Eric Johannsen and his family, who live in central South Dakota, have been part of CRP for over 20 years. Both a farmer and a rancher, Johannsen has worked with Pheasants Forever Farm Bill biologists, as well as his local NRCS and FSA offices, to determine what CRP practices best fit his needs. “We’ve never had huge acres of CRP,” he said, “but we’re utilizing the program extensively in different forms – Continuous CRP (CCRP), winter shelter belts – as tools in our operation. We look to see how we can utilize specific programs for pheasant habitat.”
“The future of CRP is looking at land that isn’t as productive, those five acres that can be better utilized, and how it plays in with a landowner’s operation." explained Johannsen. The main point for our operation is doing the best we can with the resources we have – how to make the most productive land for present and future generations.”
For many landowners, CRP is a matter of compromise. “We shouldn’t forget, it also had the desired effect of leading to higher crop prices due to a reduction of cropland acres,” explained Zach, Nebraska agriculture program manager. “CRP should get more credit for helping the agriculture industry in the state rebound from the farm crisis of the 1980s. Say CRP to any landowner and most citizens, they know what you’re talking about. If it wasn’t a successful program, that recognition wouldn’t be there.”
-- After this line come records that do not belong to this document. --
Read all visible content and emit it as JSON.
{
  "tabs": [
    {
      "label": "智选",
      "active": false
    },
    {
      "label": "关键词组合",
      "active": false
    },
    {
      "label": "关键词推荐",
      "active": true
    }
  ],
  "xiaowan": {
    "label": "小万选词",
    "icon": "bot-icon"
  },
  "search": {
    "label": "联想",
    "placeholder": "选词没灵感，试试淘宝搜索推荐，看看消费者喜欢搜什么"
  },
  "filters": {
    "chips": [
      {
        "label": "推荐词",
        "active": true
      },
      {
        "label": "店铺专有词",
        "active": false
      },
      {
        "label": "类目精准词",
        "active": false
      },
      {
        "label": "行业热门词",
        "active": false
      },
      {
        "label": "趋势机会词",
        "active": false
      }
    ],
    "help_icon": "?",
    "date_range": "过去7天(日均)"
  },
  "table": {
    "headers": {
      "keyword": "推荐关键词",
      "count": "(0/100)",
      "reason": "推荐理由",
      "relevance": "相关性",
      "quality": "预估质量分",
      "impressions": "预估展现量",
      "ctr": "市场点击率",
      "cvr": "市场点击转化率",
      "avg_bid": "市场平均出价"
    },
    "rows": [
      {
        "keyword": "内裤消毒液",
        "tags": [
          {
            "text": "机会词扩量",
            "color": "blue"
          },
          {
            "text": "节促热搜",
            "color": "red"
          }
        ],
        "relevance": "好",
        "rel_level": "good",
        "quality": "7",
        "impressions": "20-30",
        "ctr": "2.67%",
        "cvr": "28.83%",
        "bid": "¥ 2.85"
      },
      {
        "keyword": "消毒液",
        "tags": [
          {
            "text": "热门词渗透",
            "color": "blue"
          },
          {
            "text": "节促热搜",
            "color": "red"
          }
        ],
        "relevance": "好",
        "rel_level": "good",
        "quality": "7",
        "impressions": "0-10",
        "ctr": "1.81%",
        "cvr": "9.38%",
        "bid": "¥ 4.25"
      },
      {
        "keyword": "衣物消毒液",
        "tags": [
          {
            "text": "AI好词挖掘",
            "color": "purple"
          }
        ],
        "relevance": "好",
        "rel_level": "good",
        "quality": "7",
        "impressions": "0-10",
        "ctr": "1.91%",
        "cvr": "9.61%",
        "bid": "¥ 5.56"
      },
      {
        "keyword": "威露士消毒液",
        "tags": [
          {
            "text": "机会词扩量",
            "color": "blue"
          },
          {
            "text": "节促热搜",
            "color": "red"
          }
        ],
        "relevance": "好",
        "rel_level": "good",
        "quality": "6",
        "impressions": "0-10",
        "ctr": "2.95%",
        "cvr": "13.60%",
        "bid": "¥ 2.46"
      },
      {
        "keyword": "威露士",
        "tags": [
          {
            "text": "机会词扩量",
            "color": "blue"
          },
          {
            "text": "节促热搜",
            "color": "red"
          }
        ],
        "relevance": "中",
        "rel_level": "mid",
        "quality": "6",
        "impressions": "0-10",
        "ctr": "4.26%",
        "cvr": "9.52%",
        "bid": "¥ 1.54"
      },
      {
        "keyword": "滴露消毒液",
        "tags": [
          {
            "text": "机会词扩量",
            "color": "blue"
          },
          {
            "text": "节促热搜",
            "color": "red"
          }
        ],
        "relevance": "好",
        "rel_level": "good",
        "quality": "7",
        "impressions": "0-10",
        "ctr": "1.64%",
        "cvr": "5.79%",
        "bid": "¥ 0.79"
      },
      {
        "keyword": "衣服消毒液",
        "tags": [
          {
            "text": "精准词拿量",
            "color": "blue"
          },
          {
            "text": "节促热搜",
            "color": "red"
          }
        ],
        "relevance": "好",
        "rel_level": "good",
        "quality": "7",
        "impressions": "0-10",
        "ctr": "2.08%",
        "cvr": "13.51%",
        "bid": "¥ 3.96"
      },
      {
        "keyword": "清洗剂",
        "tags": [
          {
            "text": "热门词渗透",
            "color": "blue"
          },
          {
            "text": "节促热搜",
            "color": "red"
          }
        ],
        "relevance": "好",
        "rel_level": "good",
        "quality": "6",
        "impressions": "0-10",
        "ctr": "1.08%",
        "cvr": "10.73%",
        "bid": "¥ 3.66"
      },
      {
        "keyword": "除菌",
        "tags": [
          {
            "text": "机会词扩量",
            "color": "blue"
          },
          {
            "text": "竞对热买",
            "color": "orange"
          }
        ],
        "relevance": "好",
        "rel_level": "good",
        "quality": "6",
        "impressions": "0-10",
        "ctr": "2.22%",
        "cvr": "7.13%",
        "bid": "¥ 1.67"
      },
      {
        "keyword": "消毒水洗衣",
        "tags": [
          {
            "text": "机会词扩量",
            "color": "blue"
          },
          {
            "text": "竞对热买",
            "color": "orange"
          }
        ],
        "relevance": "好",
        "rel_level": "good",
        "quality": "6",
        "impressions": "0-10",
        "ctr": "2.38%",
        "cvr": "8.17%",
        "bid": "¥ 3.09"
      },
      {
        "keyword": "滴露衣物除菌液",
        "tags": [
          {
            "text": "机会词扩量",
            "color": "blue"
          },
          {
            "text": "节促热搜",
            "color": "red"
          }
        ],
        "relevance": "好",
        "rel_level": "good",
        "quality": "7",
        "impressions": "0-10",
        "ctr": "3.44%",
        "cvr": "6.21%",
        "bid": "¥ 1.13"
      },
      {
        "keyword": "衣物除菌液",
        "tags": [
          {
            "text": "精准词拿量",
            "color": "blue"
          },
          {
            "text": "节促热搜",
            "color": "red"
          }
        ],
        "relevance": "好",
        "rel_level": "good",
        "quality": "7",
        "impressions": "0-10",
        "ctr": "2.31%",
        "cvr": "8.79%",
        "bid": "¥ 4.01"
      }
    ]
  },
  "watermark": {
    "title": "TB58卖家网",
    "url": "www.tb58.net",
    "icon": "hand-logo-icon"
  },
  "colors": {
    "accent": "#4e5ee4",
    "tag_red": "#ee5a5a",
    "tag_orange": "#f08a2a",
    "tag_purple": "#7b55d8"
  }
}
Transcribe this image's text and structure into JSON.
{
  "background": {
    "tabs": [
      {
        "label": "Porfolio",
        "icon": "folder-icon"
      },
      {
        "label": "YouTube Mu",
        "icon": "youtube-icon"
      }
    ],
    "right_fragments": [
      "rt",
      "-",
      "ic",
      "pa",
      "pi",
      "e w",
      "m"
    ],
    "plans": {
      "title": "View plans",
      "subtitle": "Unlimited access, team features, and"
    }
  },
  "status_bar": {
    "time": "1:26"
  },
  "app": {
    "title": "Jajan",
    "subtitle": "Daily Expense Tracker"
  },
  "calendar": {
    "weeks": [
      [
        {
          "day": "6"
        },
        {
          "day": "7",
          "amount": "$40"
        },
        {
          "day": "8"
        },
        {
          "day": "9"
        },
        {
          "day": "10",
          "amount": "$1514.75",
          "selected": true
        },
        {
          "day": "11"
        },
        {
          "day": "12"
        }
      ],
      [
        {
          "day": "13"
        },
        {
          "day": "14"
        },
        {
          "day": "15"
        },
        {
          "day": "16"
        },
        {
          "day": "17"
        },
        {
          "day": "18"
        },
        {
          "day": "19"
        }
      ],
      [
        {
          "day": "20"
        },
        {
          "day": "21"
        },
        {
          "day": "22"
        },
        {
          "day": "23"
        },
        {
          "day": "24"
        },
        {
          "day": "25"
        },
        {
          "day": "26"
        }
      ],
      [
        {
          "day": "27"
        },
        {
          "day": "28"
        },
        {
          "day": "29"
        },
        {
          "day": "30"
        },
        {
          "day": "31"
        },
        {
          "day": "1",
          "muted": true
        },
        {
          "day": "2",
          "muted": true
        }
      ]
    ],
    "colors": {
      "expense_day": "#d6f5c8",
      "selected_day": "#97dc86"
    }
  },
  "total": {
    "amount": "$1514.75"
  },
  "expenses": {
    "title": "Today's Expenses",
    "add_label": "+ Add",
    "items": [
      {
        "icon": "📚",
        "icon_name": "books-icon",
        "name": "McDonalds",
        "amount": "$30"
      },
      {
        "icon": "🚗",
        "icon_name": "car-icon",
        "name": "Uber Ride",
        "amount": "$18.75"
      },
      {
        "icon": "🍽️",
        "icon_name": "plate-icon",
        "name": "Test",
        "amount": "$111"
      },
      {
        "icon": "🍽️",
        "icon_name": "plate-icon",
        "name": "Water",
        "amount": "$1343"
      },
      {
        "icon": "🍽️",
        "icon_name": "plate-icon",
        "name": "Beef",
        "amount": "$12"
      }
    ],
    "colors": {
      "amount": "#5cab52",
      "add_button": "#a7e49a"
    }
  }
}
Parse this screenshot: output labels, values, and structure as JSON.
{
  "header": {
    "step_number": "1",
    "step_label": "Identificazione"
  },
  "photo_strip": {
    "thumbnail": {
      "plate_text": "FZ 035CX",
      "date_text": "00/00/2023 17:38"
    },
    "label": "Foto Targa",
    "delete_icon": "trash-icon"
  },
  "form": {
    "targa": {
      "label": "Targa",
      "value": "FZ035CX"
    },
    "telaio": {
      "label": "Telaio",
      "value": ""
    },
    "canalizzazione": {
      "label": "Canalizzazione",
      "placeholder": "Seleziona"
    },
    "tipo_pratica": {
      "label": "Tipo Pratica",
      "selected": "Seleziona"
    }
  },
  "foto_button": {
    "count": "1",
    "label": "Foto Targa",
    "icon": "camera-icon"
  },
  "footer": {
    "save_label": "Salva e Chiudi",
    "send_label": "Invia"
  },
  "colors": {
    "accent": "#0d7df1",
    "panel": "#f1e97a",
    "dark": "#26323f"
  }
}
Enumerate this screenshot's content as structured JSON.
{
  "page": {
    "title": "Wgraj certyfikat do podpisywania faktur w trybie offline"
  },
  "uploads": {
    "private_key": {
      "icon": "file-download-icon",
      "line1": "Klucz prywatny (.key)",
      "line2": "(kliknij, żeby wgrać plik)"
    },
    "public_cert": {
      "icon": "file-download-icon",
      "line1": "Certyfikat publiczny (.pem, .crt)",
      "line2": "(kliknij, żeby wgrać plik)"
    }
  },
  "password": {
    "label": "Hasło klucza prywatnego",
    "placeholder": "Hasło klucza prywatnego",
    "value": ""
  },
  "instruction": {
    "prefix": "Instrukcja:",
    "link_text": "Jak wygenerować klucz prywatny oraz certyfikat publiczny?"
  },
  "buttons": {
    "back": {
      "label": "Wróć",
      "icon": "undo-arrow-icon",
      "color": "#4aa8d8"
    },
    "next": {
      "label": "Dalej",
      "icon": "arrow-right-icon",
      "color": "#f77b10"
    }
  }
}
David Barnick grew up pheasant hunting with his brothers and dad in the southwest portion of the North Dakota. “CRP fields were everywhere, and so were the pheasants,” he said. In an effort to immerse his four children in the sport, Barnick worked with his local Pheasants Forever representative, Rachel Bush, to determine what CRP practices would best fit his farming operation.
“Pheasant and wildlife populations have multiplied more than I hoped,” explained Barnick, who opted to put unproductive areas of his crop fields – spots where he was losing money annually – into CRP. “I’m ‘farming the best and conserving the rest.’ I have saved thousands of dollars by enrolling land in CRP.” 
The USDA and FSA offer over 40 different CRP practices that are included in both general and Continuous signup perios. The program continues to evolve to meet the needs and concerns of farmers, ranchers, and landowners and remains relevant in various geographic regions. CCRP practices are particularly popular because they can be implemented at any time when acres are available for that specific practice, and often provide additional incentives.
  The USDA is conducting a general signup for the longstanding Conservation Reserve Program (CRP) from December 1, 2015, through February 26, 2016. The general signup overlaps with CRP’s 30th anniversary, celebrating the most successful private lands conservation program in the country.

For more information on how to enroll in CRP or for a list of CRP practices and their benefits, contact your local Pheasants Forever Farm Bill biologist or visit the USDA’s website.
“If we need to adapt the program in the future or gain more acres,” said Inglis, Pheasants Forever’s governmental affairs director, “we need our nation's farmers, ranchers, and landowners to share success stories and tell how CRP benefits them, their land, and our communities.”
CRP is turning 30. Spread the good news. Share your stories: #CRPis30 #CRPworks

Story by Jack Hennessy. Jack is the author of the blog “Braising the Wild.” Follow him on Twitter @WildGameJack or on Facebook at
Photo Credits: Pete Berthelson, Pheasants Forever / Roger Hill / Logan Hinners, Pheasants Forever / NRCS Photo Gallery